> WORK TASK
What should come back is the data below, word for word, minus any picture.

Web page and app entries
_____

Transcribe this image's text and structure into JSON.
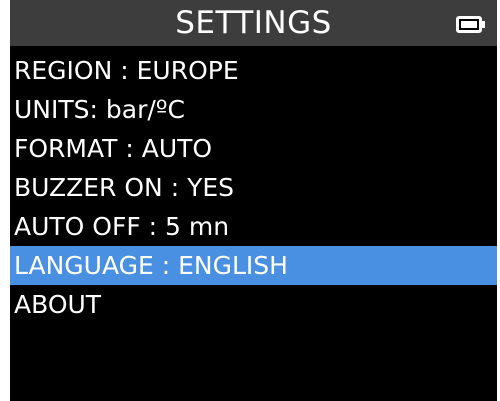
{
  "header": {
    "title": "SETTINGS",
    "battery_icon": "battery-full-icon"
  },
  "menu": {
    "selected_index": 5,
    "selected_color": "#4a90e2",
    "items": [
      {
        "label": "REGION : EUROPE"
      },
      {
        "label": "UNITS: bar/ºC"
      },
      {
        "label": "FORMAT : AUTO"
      },
      {
        "label": "BUZZER ON : YES"
      },
      {
        "label": "AUTO OFF : 5 mn"
      },
      {
        "label": "LANGUAGE : ENGLISH"
      },
      {
        "label": "ABOUT"
      }
    ]
  }
}
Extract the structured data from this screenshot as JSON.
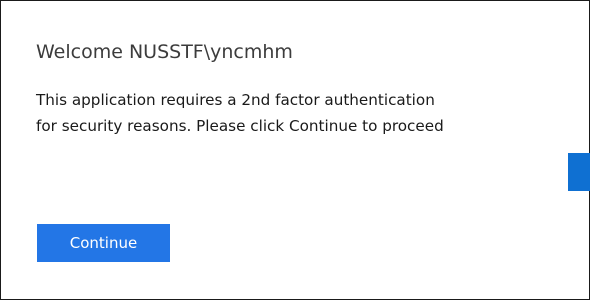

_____

> PROBLEM SOLUTION
Transcribe this image's text and structure into JSON.
{
  "header": {
    "title": "SETTINGS",
    "battery_icon": "battery-full-icon"
  },
  "menu": {
    "selected_index": 5,
    "selected_color": "#4a90e2",
    "items": [
      {
        "label": "REGION : EUROPE"
      },
      {
        "label": "UNITS: bar/ºC"
      },
      {
        "label": "FORMAT : AUTO"
      },
      {
        "label": "BUZZER ON : YES"
      },
      {
        "label": "AUTO OFF : 5 mn"
      },
      {
        "label": "LANGUAGE : ENGLISH"
      },
      {
        "label": "ABOUT"
      }
    ]
  }
}
Extract the structured data from this screenshot as JSON.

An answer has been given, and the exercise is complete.